START INFORMATION SHOWN
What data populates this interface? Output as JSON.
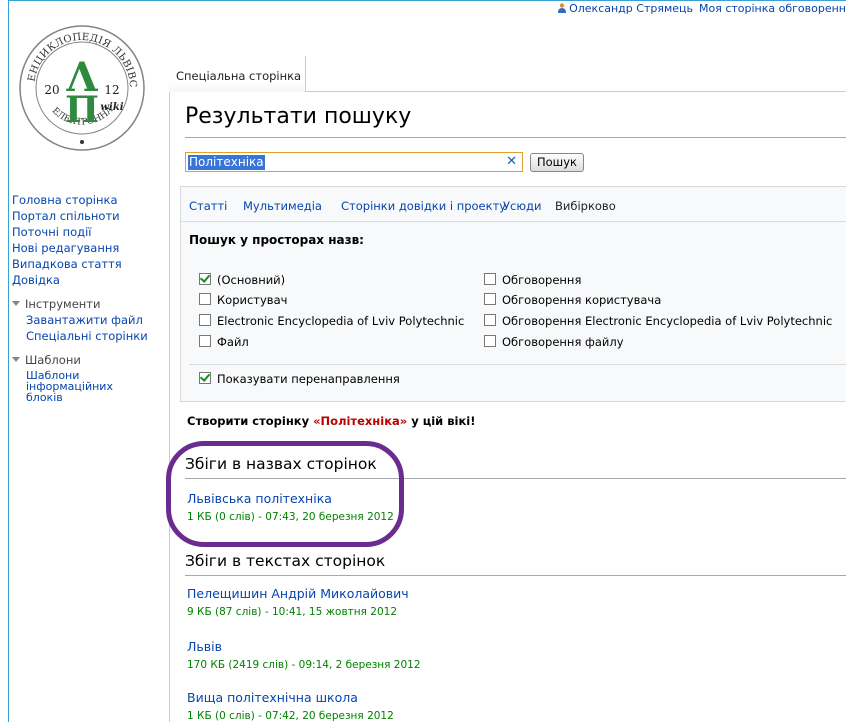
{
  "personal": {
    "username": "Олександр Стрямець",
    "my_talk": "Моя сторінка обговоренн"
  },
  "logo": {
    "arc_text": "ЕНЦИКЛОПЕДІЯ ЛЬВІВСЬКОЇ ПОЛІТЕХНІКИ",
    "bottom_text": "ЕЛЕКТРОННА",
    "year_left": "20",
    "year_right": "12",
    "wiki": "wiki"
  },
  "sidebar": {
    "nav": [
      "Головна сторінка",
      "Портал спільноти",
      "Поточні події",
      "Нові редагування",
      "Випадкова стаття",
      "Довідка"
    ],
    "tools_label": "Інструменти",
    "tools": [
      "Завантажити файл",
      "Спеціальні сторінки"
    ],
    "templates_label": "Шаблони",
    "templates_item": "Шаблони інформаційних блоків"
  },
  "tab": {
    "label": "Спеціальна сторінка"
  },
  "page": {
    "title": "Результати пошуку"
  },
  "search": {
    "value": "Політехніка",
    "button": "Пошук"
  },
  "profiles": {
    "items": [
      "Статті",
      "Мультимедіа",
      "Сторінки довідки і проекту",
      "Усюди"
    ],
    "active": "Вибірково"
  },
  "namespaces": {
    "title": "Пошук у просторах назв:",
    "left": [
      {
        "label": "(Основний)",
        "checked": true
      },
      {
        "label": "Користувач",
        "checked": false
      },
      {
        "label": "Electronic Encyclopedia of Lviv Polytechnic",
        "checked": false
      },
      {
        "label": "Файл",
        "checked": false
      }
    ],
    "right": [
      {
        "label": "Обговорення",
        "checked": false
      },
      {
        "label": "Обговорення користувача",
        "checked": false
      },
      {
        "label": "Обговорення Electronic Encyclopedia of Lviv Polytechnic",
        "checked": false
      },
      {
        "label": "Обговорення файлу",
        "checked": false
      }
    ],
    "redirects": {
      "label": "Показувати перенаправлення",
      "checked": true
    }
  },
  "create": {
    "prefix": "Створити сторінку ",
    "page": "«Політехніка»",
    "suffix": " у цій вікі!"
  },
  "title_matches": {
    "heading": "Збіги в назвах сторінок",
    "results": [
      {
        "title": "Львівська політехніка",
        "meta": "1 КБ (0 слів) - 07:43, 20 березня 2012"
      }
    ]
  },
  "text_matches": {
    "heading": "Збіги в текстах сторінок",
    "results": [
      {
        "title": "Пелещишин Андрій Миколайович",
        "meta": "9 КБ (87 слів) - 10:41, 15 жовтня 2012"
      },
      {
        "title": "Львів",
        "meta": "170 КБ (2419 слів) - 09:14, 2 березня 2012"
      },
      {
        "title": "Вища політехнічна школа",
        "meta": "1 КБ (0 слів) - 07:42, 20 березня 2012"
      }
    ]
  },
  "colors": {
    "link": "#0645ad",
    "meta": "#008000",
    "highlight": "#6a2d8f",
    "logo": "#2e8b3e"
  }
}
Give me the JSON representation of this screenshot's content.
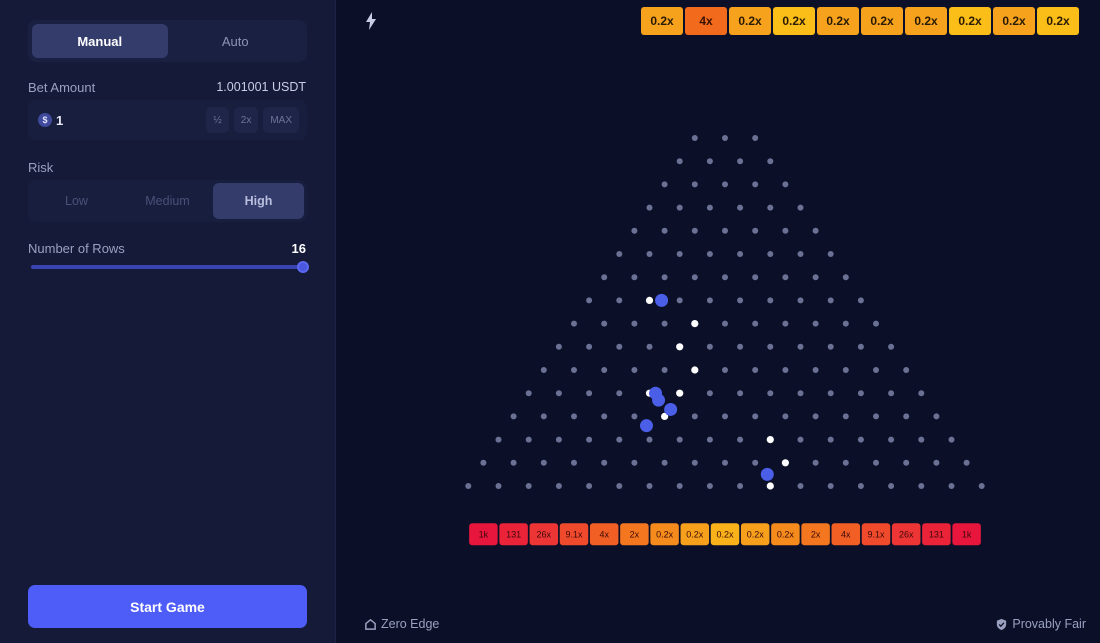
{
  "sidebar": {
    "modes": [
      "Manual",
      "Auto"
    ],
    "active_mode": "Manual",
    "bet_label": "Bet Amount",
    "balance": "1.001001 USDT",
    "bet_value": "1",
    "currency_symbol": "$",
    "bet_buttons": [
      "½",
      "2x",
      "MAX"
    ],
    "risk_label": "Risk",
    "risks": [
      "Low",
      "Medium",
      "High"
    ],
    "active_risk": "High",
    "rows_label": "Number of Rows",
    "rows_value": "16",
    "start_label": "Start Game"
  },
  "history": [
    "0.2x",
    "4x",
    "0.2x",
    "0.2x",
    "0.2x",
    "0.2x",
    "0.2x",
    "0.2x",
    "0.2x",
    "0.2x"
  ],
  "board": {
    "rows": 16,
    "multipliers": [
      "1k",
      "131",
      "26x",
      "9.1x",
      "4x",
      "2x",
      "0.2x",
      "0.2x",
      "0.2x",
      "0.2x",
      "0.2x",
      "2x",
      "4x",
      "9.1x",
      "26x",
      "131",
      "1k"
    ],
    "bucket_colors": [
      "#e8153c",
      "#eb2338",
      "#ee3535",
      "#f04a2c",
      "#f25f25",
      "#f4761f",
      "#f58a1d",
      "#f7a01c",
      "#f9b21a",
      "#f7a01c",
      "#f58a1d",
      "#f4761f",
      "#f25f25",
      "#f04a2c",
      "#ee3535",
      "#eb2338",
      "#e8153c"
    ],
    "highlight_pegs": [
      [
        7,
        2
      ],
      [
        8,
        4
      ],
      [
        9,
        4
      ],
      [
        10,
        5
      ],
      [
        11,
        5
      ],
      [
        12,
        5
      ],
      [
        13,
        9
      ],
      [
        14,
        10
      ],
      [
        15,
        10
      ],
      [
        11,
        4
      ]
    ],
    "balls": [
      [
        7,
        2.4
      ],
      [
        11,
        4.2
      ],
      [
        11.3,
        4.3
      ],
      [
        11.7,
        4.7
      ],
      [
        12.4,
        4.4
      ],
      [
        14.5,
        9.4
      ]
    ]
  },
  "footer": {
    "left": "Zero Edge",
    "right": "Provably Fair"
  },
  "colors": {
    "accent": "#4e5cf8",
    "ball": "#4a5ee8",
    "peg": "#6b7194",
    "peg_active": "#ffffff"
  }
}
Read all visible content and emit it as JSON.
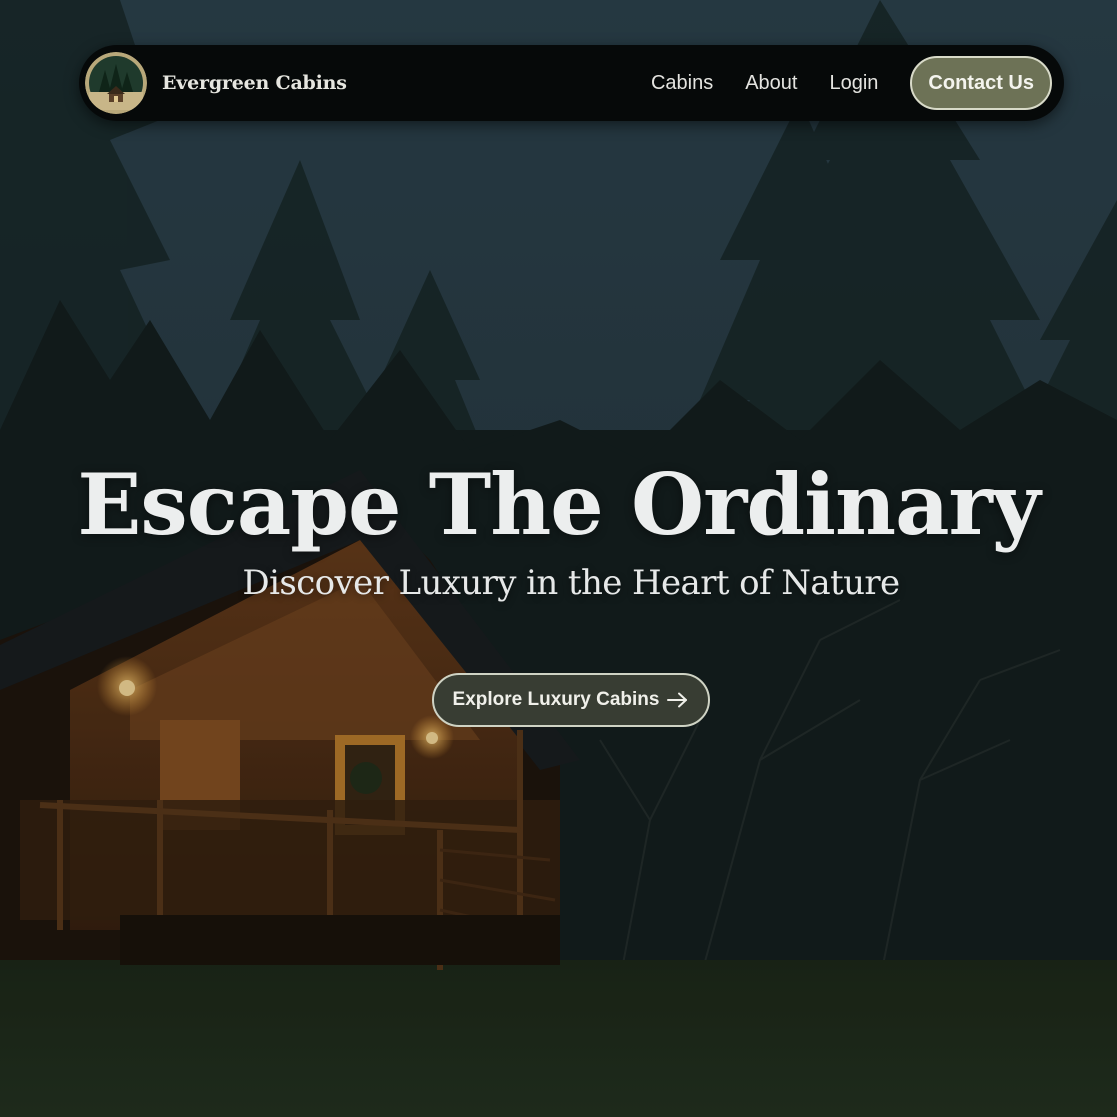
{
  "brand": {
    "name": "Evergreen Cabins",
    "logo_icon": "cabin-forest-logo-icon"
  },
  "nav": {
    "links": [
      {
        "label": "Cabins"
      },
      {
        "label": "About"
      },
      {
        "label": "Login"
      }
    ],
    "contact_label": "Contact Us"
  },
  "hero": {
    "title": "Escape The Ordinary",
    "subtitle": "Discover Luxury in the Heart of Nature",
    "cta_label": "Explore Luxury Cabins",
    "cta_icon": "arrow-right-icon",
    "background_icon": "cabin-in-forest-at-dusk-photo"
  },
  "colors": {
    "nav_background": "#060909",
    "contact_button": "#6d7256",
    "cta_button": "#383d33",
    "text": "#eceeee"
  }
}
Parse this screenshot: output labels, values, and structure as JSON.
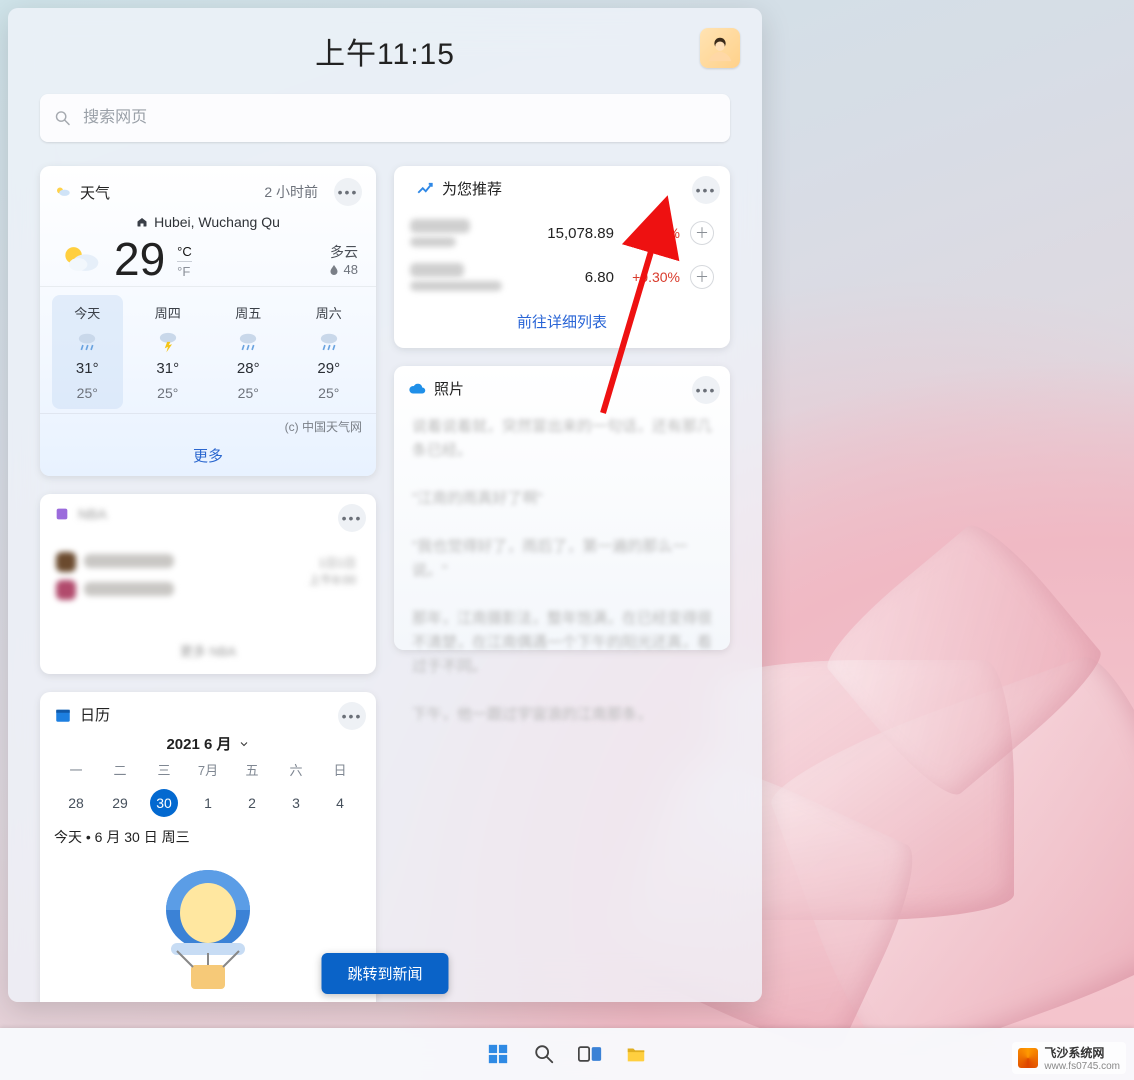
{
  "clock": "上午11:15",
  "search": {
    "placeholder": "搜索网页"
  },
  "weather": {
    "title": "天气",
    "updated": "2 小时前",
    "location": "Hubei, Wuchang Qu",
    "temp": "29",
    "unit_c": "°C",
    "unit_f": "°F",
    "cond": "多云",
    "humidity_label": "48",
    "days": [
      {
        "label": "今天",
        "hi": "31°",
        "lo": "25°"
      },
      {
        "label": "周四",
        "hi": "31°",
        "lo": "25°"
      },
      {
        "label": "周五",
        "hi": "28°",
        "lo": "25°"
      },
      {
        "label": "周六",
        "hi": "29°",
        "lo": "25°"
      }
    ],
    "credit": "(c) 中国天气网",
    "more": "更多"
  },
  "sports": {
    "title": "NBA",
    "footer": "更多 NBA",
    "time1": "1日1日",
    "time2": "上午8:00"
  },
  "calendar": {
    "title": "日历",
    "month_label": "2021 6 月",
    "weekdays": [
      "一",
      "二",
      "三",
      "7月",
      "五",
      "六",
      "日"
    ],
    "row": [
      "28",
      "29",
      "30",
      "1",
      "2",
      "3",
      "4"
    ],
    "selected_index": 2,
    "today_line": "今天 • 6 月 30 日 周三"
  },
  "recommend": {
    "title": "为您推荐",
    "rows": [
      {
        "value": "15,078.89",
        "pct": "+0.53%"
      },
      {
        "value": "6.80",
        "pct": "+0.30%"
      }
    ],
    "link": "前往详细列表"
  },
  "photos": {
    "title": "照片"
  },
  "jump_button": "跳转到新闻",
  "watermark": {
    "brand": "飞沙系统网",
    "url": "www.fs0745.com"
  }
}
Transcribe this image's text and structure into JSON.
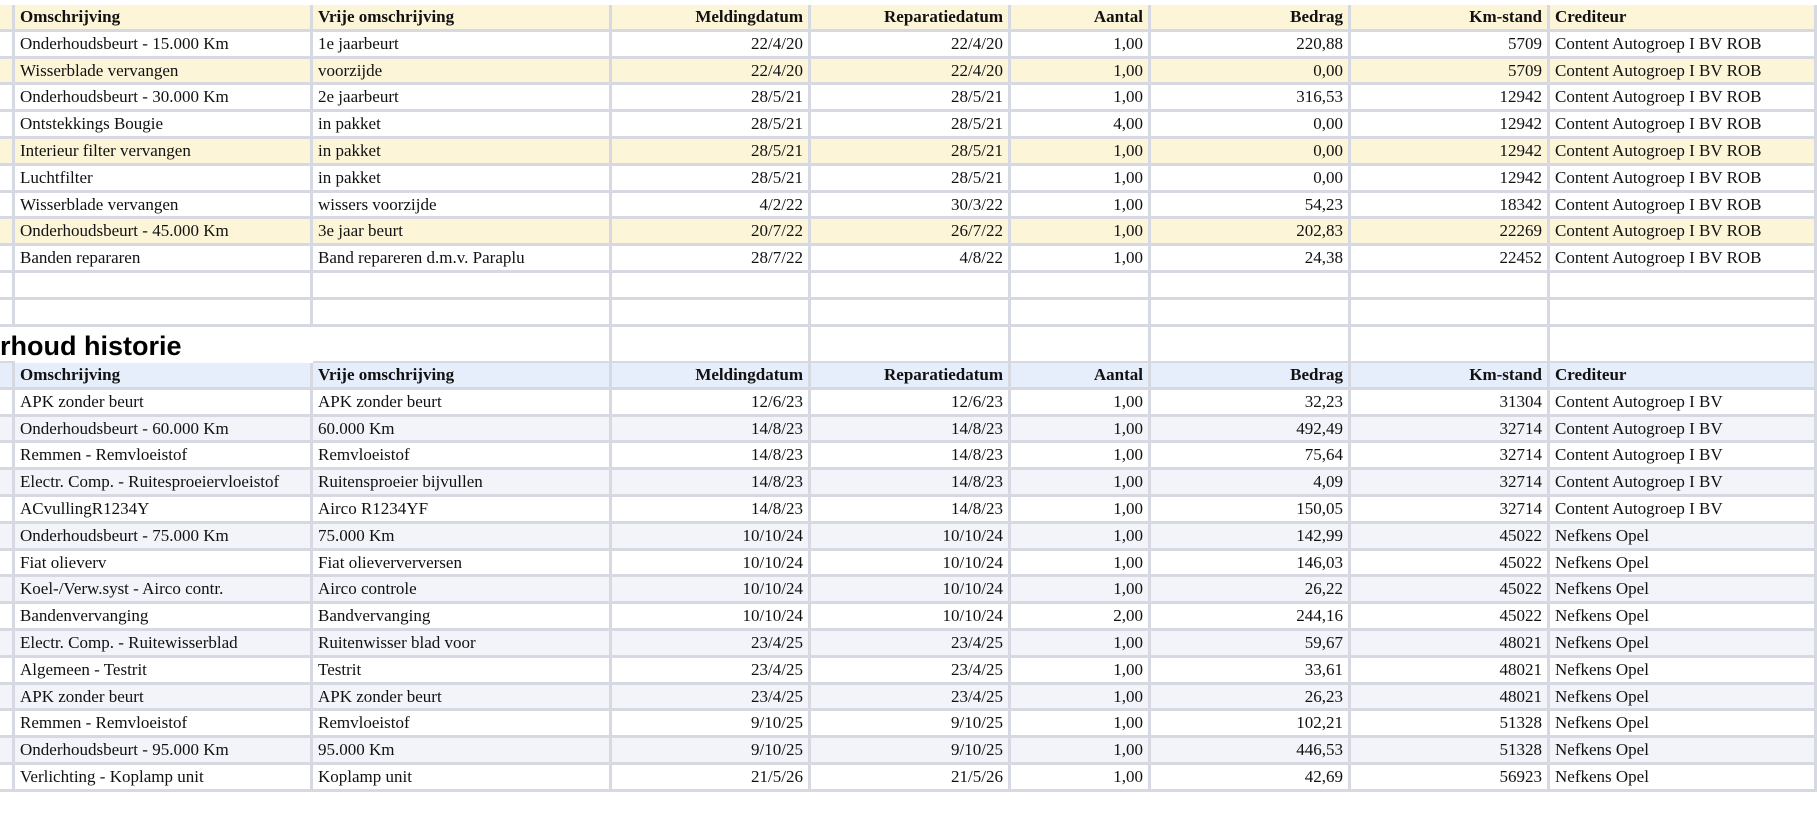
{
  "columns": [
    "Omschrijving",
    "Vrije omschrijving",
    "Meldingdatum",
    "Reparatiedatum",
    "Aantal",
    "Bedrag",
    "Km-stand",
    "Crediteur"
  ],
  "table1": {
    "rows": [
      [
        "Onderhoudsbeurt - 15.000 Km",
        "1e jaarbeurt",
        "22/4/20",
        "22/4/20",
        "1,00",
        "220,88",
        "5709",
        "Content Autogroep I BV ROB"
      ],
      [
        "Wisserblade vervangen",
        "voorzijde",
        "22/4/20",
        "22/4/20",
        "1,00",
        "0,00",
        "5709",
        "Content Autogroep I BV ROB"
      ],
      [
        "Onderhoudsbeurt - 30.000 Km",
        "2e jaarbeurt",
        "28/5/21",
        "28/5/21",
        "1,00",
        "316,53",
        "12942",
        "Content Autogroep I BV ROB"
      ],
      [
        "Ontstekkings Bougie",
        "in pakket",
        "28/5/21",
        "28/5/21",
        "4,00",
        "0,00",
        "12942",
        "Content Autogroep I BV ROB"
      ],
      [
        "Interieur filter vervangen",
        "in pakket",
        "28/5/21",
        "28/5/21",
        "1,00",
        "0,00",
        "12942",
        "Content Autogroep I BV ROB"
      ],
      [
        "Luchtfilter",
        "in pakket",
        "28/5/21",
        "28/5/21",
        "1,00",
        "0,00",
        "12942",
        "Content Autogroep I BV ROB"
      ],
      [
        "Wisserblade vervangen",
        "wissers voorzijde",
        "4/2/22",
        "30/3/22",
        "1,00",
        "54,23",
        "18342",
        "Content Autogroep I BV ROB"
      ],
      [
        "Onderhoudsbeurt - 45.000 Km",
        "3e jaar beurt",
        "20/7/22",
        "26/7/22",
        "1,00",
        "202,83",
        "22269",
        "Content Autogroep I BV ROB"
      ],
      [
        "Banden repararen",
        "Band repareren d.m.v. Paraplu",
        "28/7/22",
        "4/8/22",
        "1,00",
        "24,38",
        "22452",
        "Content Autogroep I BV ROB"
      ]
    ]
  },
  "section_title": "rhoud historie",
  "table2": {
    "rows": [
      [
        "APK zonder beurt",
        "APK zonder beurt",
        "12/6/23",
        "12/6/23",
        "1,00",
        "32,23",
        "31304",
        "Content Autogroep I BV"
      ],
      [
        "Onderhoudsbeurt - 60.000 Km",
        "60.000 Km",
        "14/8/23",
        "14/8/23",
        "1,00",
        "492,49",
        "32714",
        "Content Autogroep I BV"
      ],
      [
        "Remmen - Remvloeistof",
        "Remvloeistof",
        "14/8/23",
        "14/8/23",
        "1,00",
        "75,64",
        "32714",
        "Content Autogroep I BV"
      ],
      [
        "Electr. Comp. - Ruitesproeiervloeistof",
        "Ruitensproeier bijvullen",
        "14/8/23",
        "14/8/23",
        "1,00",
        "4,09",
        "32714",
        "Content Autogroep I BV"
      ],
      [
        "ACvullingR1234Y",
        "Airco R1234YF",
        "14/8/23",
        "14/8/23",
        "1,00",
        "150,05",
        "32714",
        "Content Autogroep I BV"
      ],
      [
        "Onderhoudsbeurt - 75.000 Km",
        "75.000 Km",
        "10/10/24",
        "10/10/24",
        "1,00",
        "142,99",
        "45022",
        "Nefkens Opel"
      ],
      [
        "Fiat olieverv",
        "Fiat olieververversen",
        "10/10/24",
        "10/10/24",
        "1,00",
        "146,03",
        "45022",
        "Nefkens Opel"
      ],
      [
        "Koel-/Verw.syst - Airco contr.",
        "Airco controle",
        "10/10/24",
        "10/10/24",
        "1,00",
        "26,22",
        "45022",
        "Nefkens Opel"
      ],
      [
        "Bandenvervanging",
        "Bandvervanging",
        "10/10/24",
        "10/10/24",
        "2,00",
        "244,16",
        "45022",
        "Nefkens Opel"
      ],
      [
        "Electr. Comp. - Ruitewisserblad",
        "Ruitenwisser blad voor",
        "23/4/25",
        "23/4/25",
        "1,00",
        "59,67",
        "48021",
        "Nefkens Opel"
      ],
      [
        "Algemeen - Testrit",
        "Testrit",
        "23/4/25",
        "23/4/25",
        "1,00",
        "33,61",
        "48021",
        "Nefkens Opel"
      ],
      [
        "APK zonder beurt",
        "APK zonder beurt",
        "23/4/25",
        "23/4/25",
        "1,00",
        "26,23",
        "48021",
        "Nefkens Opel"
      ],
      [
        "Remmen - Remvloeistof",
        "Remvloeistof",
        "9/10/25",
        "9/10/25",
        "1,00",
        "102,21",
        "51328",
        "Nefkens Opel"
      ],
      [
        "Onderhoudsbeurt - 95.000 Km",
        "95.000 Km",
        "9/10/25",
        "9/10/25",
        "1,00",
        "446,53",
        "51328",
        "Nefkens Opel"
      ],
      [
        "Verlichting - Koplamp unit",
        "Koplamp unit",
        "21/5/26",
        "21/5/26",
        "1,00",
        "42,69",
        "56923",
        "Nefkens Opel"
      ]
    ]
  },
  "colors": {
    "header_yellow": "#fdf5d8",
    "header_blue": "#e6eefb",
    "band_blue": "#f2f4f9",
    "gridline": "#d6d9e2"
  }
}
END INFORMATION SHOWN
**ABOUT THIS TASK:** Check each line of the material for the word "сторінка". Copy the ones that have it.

**FINISHED TASK:**
    "my_talk": "Моя сторінка обговоренн"
      "Головна сторінка",
    "label": "Спеціальна сторінка"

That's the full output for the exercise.